Another point to be clarified is the degree of power to be conferred by an eventual special status for the separated zones. Russia has pushed for this status to include the power to veto any decision by Ukraine to join the North Atlantic Treaty Organization. Zelensky has promised, however, that a law being drafted in Ukraine’s parliament on the special status would not compromise Ukrainian sovereignty by crossing any “red lines.”

Is Russia Serious?

And then there is that question of neutral, international arbiters who would be needed for any peace process to succeed. Russia has not yet agreed to others’ proposals for a U.N. peacekeeping force and an international interim administration to oversee the process of transition in the separated zones and secure Ukraine’s eastern border with Russia. If Russia is serious about a peace process, this summit meeting will need to discuss the size, mandate, composition and deployment of such an international presence. Other important steps will include the development of a Ukrainian government agency to work on the reconstruction of Donbas and to provide necessary humanitarian aid. And for on-the-ground support of the peace process, increased people-to-people reconciliation efforts are needed across the front line in Donbas.

The December 9 summit will mark the first top-level peace effort in three years, and it will be the first meeting between Zelensky and Putin. Those facts alone make it a potential opportunity for progress in ending Europe’s only war. But it remains unclear whether Russia is prepared to end its adventure in Donbas on a basis that Ukrainians would accept.

Related Publications

How the Region is Reacting to the Taliban Takeover

How the Region is Reacting to the Taliban Takeover

Thursday, August 19, 2021

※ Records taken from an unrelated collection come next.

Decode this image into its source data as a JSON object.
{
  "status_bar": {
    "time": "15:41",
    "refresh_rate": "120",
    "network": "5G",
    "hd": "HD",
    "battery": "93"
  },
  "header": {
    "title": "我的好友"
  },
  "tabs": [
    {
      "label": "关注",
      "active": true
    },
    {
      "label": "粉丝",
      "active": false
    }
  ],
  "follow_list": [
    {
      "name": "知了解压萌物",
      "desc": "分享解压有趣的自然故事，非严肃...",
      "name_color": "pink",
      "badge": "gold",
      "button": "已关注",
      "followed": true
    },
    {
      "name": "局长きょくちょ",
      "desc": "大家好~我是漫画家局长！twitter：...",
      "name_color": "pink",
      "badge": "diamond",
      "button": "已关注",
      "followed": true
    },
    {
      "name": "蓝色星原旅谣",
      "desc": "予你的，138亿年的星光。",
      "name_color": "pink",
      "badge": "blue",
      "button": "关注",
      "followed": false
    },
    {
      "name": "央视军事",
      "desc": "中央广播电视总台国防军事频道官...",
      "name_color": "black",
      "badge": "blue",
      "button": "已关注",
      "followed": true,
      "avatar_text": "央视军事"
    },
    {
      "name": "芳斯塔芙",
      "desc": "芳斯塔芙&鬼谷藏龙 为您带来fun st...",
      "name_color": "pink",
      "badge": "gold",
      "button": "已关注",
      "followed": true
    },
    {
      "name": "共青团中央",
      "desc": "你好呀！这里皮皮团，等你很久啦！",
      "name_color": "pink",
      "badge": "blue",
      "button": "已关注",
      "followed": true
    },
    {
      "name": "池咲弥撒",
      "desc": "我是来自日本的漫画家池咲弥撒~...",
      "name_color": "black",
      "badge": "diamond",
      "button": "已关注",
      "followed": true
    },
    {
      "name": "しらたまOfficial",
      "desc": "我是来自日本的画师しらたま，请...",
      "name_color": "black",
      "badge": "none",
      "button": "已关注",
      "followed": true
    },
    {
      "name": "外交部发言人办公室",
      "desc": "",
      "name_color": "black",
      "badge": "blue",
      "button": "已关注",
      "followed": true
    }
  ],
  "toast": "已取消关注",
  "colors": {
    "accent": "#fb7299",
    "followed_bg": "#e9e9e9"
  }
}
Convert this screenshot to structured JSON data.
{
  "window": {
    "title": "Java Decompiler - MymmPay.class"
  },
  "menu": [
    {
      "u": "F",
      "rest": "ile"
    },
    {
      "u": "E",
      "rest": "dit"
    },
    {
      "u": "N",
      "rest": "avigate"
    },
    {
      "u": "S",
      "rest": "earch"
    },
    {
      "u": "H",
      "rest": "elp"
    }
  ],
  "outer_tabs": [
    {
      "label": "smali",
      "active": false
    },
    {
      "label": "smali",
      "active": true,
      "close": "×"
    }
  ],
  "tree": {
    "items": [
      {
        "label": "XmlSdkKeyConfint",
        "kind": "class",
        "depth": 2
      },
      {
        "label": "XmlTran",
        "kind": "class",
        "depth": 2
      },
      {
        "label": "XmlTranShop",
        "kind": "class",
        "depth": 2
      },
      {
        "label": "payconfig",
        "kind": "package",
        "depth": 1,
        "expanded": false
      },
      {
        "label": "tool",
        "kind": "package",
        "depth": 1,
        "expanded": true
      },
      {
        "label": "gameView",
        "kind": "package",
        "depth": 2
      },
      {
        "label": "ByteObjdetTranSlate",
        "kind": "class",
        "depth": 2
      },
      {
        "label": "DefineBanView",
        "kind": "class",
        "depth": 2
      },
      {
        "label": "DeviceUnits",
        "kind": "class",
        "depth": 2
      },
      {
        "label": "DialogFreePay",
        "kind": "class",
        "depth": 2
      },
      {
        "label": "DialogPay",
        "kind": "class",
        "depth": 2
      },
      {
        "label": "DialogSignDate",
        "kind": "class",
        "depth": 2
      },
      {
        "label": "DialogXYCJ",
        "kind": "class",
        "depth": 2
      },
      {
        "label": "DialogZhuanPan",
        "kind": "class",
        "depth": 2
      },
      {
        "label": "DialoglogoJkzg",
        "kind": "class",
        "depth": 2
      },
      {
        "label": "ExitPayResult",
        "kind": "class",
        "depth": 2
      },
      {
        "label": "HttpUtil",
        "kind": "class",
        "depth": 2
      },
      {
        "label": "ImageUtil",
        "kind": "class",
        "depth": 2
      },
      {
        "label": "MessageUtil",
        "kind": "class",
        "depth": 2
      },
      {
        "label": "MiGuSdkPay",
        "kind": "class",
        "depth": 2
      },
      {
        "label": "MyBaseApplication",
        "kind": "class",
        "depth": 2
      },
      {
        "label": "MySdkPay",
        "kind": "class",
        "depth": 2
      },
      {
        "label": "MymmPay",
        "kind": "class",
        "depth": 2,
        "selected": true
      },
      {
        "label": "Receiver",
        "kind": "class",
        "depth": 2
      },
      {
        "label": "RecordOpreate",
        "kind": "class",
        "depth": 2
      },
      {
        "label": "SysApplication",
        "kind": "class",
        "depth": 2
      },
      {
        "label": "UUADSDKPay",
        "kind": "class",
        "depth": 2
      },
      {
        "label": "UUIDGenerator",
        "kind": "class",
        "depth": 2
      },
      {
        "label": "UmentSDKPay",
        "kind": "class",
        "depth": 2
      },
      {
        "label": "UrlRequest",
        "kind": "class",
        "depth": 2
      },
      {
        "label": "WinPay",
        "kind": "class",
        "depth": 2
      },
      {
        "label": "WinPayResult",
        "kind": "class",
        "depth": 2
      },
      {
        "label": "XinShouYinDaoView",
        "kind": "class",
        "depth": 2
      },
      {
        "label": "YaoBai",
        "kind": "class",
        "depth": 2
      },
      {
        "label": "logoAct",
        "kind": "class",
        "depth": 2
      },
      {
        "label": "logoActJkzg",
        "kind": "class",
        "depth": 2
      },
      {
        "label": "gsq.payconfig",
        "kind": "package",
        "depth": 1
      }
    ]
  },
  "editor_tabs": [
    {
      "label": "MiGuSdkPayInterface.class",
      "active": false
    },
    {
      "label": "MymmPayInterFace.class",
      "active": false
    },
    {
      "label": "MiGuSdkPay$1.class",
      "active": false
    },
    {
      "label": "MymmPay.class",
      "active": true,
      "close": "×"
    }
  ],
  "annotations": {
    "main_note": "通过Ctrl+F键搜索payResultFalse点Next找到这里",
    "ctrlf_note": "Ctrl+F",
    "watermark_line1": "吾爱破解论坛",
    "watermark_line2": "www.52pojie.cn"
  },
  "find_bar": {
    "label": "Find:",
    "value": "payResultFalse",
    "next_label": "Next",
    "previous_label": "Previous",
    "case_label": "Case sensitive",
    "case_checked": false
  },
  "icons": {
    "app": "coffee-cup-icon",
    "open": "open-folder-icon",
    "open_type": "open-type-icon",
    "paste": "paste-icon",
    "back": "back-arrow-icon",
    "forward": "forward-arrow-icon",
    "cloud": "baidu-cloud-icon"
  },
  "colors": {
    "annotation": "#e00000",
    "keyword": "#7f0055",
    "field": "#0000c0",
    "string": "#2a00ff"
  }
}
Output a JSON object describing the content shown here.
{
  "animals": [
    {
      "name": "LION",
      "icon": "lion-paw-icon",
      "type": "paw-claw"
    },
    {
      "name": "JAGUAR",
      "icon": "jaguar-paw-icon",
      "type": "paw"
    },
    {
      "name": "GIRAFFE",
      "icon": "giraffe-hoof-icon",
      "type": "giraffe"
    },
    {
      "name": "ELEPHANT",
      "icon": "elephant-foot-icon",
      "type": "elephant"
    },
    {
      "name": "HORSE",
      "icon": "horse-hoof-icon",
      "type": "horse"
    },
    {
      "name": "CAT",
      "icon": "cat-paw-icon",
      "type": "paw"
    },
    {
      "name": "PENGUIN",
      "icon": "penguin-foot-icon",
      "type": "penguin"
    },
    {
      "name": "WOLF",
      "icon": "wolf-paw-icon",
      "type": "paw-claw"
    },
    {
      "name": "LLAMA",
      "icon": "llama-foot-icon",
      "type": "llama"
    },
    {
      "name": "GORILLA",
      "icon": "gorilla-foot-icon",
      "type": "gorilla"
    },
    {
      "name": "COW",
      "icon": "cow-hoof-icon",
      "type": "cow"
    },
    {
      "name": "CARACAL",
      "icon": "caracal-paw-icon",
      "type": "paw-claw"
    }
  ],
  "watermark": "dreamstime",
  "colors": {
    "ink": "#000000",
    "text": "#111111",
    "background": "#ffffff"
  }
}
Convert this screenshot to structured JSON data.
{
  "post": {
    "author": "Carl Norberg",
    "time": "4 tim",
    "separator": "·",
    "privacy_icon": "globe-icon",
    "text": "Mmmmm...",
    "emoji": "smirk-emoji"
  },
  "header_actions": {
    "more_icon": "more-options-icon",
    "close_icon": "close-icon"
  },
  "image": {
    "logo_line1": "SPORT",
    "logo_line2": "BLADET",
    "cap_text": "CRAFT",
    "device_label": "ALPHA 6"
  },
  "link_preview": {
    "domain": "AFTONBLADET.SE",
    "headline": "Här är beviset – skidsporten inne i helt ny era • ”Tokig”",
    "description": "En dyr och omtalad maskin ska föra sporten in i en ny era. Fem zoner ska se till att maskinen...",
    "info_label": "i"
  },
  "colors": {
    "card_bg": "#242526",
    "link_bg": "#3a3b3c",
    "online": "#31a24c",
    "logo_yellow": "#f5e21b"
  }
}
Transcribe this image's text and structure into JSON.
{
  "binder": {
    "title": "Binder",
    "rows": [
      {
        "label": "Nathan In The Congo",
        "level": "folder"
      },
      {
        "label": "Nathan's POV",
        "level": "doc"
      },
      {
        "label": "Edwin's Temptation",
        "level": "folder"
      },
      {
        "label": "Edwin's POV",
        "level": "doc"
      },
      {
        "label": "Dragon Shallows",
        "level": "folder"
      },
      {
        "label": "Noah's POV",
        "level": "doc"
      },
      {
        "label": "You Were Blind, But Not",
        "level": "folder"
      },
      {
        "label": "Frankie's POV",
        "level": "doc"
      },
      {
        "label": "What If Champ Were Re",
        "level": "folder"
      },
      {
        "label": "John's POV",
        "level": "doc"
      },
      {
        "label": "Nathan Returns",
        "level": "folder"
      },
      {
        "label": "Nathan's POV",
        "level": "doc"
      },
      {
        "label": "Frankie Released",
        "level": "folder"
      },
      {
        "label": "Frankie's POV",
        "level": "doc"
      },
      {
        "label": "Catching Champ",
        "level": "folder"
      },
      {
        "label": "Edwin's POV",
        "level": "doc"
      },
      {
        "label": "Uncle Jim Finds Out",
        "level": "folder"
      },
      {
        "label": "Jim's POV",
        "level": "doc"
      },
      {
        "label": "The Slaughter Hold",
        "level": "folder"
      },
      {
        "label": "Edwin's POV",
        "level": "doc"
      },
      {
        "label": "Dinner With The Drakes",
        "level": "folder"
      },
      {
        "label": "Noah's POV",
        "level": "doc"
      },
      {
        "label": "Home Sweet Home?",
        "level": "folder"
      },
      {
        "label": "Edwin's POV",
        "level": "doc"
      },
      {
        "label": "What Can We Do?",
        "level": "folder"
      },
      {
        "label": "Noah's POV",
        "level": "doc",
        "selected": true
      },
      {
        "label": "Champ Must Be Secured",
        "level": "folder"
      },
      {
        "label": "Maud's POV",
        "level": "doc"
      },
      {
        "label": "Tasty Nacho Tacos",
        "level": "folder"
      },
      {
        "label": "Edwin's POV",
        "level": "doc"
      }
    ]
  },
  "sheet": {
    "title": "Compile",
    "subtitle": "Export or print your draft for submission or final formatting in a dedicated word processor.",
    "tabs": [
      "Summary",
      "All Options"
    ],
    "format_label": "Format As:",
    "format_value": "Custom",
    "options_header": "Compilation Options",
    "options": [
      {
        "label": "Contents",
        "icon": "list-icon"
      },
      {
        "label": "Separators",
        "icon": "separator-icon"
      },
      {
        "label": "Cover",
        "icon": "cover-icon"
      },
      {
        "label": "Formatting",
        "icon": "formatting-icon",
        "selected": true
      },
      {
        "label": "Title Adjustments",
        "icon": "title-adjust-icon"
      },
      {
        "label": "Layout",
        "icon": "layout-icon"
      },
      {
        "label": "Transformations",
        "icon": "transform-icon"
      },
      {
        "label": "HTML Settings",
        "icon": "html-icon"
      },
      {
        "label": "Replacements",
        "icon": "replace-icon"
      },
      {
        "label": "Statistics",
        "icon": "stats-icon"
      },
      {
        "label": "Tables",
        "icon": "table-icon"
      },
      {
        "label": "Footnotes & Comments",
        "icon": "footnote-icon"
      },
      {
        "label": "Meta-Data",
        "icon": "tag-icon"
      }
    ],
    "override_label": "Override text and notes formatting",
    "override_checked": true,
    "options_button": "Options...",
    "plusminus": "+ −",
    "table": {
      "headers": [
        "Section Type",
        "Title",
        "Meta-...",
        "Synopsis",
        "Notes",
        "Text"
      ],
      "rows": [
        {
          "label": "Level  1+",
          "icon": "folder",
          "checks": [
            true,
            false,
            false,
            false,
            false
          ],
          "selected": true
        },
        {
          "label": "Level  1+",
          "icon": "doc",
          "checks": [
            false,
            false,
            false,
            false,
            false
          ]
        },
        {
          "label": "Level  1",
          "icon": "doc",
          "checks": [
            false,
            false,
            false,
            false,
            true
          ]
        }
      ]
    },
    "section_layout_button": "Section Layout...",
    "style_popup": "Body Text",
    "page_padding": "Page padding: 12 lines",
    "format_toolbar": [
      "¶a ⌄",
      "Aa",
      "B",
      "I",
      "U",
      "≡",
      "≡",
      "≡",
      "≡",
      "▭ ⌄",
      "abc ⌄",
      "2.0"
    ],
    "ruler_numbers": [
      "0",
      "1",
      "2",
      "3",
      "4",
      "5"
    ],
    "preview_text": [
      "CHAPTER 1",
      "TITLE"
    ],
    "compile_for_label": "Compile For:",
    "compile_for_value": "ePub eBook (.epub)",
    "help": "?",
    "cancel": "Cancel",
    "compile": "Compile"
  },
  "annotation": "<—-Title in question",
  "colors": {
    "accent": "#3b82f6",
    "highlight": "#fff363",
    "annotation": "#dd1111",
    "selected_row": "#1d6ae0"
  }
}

By:Garrett Nada;Donald N. Jensen, Ph.D. ;Gavin Helf, Ph.D.;Andrew Scobell, Ph.D.;Tamanna Salikuddin

While the Taliban’s swift advance into Kabul over the weekend has left much of the West reeling, Afghans themselves will bear the brunt of the militant group’s rule. Beyond Afghanistan’s borders, its neighbors will feel the most immediate impact. Earlier this year, Russia, China and Pakistan affirmed that the future of Afghanistan should be decided through dialogue and political negotiations. How will they engage with the Taliban now?

Type: Analysis and Commentary

With Syria’s Last Aid Crossing on the Line, Can U.S., Russia Make a Deal?

With Syria’s Last Aid Crossing on the Line, Can U.S., Russia Make a Deal?

Tuesday, July 6, 2021

By:Mona Yacoubian

A crucial deadline that will determine the future of humanitarian aid to Syria looms this week, as the authorization for the Bab al-Hawa crossing on the Turkey-Syria border expires on July 10. The crossing is the last with a U.N. mandate allowing aid to be delivered directly, without having to first go through the Assad regime in Damascus. While Washington has been insistent that the crossing should remain open, with a senior official calling it a matter of “life and death,” Moscow has said the cross-border aid undermines Syria’s sovereignty. Russia has used its veto power in the Security Council to prevent extensions of three other such aid crossings.

Type: Analysis and Commentary

Global Policy;Human Rights

The Biden-Putin Summit: A Chance to Agree—and Disagree

The Biden-Putin Summit: A Chance to Agree—and Disagree

Tuesday, June 15, 2021

By:James Rupert;Donald N. Jensen, Ph.D.

While Presidents Biden and Putin meet amid the strained U.S.-Russian relations in a generation, this week’s summit could yield moves to rebuild predictability in that relationship, especially new steps to address rising global risks to stability and security. Even as the United States confronts Putin over his wielding of selective chaos as a foreign policy crowbar, both sides share an interest in managing disparate international threats—from the weakening of the limits on nuclear weapons and the emergence of new high technology weapons, to climate change and COVID. The summit could reopen dialogue on such challenges.

Type: Analysis and Commentary

Global Policy

View All Publications